WORK ORDER
Reproduce exactly the lines from the one containing "Enumerate this screenshot's" through the end of the entries, including both. Drop the pictures.

[App and web page records]
• • • • • • •

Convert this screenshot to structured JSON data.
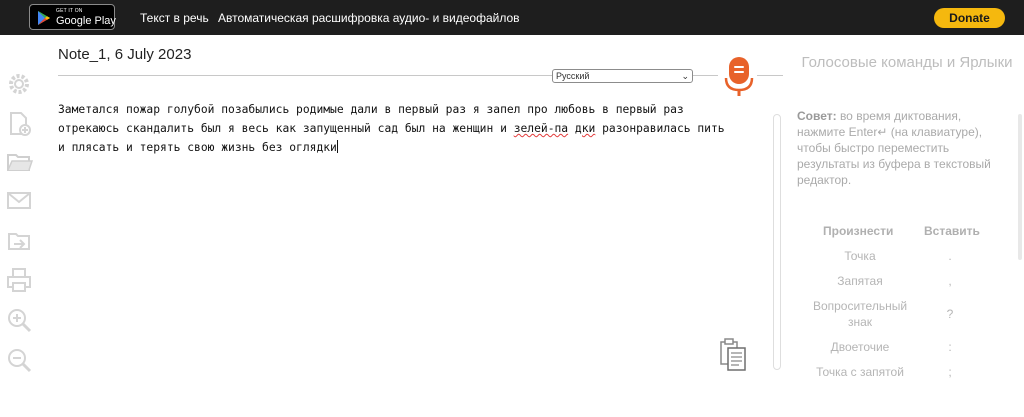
{
  "topbar": {
    "google_play": {
      "small": "GET IT ON",
      "big": "Google Play"
    },
    "links": [
      "Текст в речь",
      "Автоматическая расшифровка аудио- и видеофайлов"
    ],
    "donate_label": "Donate"
  },
  "toolbar": {
    "icons": [
      "gear-icon",
      "new-document-icon",
      "open-folder-icon",
      "email-icon",
      "export-icon",
      "print-icon",
      "zoom-in-icon",
      "zoom-out-icon"
    ]
  },
  "note": {
    "title": "Note_1, 6 July 2023",
    "language": "Русский",
    "lines": [
      "Заметался пожар голубой позабылись родимые дали в первый раз я запел про любовь в первый раз",
      "отрекаюсь скандалить был я весь как запущенный сад был на женщин и ",
      "и плясать и терять свою жизнь без оглядки"
    ],
    "misspelled_1": "зелей-па",
    "misspelled_2": "дки",
    "line2_tail": " разонравилась пить"
  },
  "panel": {
    "title": "Голосовые команды и Ярлыки",
    "tip_label": "Совет:",
    "tip_text": " во время диктования, нажмите Enter↵ (на клавиатуре), чтобы быстро переместить результаты из буфера в текстовый редактор.",
    "col_say": "Произнести",
    "col_insert": "Вставить",
    "commands": [
      {
        "say": "Точка",
        "insert": "."
      },
      {
        "say": "Запятая",
        "insert": ","
      },
      {
        "say": "Вопросительный знак",
        "insert": "?"
      },
      {
        "say": "Двоеточие",
        "insert": ":"
      },
      {
        "say": "Точка с запятой",
        "insert": ";"
      }
    ]
  },
  "colors": {
    "topbar": "#1e1e1e",
    "donate": "#f5b80e",
    "mic": "#e8622a"
  }
}
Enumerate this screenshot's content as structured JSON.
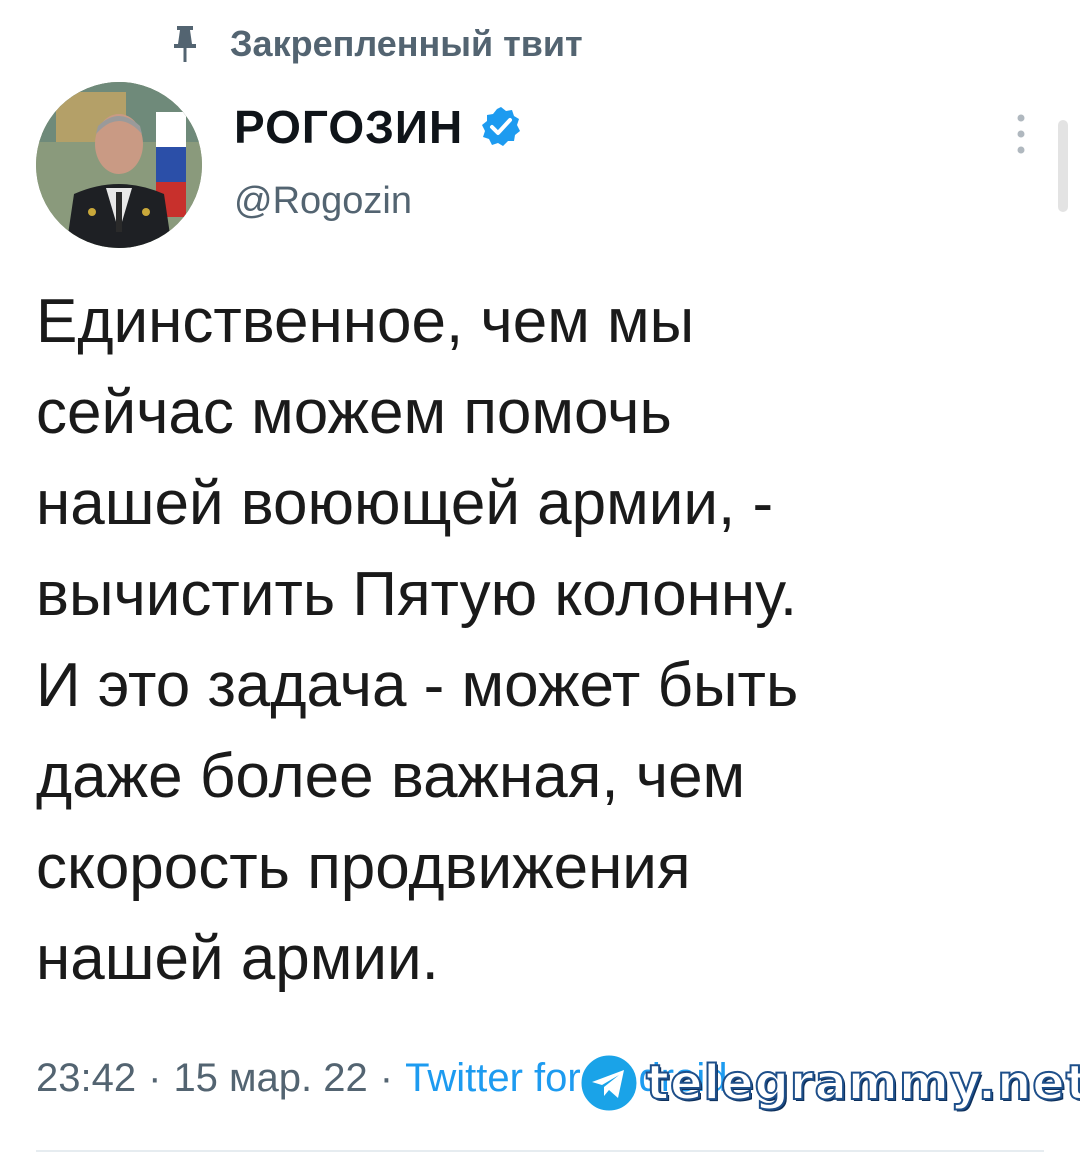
{
  "pinned": {
    "label": "Закрепленный твит",
    "icon": "pin-icon"
  },
  "author": {
    "name": "РОГОЗИН",
    "handle": "@Rogozin",
    "verified": true,
    "verified_color": "#1d9bf0"
  },
  "tweet": {
    "text": "Единственное, чем мы\nсейчас можем помочь\nнашей воюющей армии, -\nвычистить Пятую колонну.\nИ это задача - может быть\nдаже более важная, чем\nскорость продвижения\nнашей армии."
  },
  "meta": {
    "time": "23:42",
    "separator": "·",
    "date": "15 мар. 22",
    "source": "Twitter for Android"
  },
  "watermark": {
    "text": "telegrammy.net"
  },
  "colors": {
    "secondary_text": "#536471",
    "link": "#1d9bf0",
    "primary_text": "#0f1419"
  }
}
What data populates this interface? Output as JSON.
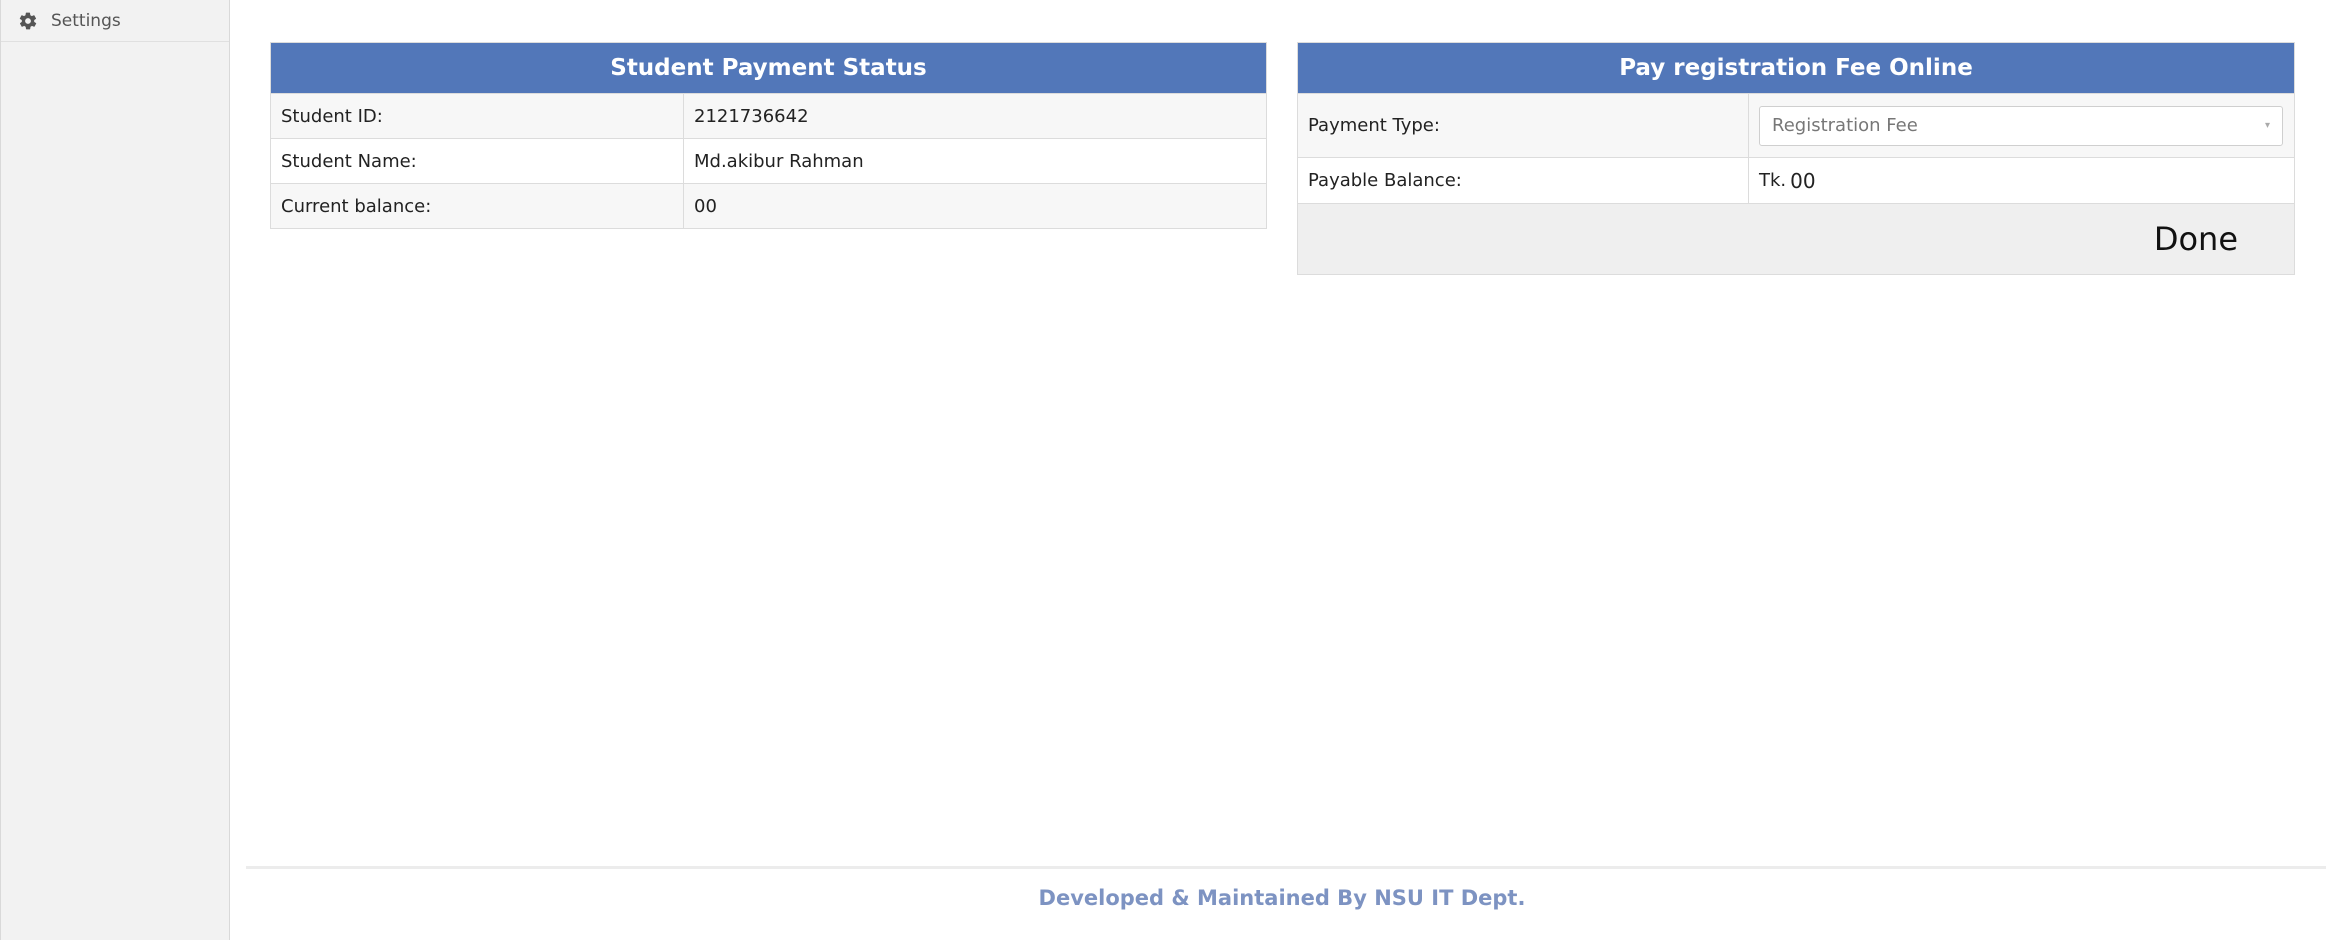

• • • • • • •

SOLVED EXERCISE
Enumerate this screenshot's content as structured JSON.
{
  "pinned": {
    "label": "Закрепленный твит",
    "icon": "pin-icon"
  },
  "author": {
    "name": "РОГОЗИН",
    "handle": "@Rogozin",
    "verified": true,
    "verified_color": "#1d9bf0"
  },
  "tweet": {
    "text": "Единственное, чем мы\nсейчас можем помочь\nнашей воюющей армии, -\nвычистить Пятую колонну.\nИ это задача - может быть\nдаже более важная, чем\nскорость продвижения\nнашей армии."
  },
  "meta": {
    "time": "23:42",
    "separator": "·",
    "date": "15 мар. 22",
    "source": "Twitter for Android"
  },
  "watermark": {
    "text": "telegrammy.net"
  },
  "colors": {
    "secondary_text": "#536471",
    "link": "#1d9bf0",
    "primary_text": "#0f1419"
  }
}
What data populates this interface? Output as JSON.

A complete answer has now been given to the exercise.